* **Work order**
Look through the listing below for the string "category". Show each line where it occurs.

* **Given records**

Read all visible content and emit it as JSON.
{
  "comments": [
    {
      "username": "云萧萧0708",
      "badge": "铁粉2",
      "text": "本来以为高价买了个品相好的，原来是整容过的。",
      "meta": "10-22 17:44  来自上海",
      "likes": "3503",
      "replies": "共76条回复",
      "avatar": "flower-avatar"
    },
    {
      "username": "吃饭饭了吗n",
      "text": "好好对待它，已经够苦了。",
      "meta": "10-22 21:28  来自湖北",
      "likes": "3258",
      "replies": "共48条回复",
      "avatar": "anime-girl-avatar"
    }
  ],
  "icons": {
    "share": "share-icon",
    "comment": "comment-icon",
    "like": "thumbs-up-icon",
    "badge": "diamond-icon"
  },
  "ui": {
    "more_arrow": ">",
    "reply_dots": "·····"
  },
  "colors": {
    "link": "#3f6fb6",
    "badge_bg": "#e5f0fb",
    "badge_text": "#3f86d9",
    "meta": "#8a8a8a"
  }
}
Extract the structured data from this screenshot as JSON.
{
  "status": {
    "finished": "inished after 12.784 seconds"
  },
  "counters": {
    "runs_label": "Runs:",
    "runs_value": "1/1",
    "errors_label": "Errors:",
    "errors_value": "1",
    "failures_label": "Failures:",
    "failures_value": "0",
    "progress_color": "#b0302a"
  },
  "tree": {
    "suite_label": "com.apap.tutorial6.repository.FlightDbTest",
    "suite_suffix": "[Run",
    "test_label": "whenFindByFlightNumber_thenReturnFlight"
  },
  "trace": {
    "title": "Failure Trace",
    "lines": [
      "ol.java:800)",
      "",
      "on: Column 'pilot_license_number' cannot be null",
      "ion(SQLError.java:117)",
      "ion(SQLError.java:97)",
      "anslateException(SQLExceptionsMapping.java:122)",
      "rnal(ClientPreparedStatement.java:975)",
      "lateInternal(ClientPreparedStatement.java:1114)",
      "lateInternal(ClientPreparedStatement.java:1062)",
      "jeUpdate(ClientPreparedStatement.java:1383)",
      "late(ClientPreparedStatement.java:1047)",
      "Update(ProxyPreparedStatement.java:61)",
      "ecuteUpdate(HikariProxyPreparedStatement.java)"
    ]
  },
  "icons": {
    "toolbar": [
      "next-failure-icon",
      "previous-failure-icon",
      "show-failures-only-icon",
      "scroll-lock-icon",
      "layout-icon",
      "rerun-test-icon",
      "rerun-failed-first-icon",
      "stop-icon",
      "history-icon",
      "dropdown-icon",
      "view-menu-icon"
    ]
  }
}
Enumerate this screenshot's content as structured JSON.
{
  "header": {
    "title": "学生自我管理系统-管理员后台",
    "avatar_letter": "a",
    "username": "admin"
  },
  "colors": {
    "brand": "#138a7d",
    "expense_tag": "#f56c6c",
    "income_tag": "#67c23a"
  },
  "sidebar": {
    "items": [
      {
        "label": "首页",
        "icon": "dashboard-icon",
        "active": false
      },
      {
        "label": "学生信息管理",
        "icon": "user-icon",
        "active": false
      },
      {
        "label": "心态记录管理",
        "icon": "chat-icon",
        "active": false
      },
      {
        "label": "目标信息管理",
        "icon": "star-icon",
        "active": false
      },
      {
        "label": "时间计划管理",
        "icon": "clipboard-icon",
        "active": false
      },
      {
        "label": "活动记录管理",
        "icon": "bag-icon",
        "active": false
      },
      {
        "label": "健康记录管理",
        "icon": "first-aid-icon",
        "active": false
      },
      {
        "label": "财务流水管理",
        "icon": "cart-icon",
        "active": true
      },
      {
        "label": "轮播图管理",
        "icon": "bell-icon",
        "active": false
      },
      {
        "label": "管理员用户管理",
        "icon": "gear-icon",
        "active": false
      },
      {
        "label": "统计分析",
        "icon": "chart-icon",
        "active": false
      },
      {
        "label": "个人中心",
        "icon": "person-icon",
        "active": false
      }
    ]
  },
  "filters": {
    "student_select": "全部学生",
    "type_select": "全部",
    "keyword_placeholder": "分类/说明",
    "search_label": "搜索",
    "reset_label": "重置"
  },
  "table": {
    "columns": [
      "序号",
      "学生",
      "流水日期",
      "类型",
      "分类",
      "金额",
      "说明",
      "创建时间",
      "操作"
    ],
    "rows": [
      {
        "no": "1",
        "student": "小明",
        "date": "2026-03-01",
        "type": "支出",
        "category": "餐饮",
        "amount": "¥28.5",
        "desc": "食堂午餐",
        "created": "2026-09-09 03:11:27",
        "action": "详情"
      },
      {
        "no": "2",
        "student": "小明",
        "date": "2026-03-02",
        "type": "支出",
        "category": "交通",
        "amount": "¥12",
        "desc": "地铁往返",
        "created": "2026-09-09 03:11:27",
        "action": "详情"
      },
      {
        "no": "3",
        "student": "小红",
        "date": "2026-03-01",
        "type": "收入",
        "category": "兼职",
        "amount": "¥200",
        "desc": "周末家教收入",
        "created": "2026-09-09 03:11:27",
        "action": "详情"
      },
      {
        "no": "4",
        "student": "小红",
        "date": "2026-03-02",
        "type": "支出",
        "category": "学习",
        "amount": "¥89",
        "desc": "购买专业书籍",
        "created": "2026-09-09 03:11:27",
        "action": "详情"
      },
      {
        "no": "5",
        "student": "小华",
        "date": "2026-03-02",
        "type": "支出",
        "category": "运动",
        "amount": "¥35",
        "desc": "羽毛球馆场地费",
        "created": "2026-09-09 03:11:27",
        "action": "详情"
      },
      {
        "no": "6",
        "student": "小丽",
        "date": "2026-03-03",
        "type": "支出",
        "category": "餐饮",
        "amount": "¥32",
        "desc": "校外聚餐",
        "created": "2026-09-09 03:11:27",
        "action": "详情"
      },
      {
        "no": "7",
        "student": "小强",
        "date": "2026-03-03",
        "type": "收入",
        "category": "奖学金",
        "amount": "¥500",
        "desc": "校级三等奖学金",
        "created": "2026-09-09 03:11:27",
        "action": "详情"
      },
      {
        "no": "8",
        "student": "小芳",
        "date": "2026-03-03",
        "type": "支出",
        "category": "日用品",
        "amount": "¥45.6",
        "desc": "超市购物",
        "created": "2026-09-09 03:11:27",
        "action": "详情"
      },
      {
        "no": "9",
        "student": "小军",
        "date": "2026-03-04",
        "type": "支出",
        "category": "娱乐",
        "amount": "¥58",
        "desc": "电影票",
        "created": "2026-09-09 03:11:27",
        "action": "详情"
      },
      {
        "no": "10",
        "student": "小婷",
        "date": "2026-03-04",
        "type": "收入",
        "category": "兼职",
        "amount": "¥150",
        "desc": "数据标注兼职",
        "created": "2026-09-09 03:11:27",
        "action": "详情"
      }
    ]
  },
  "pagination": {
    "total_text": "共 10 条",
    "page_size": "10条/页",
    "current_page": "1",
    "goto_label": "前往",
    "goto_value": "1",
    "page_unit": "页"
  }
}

* **Solution to the exercise**
        "category": "餐饮",
        "category": "交通",
        "category": "兼职",
        "category": "学习",
        "category": "运动",
        "category": "餐饮",
        "category": "奖学金",
        "category": "日用品",
        "category": "娱乐",
        "category": "兼职",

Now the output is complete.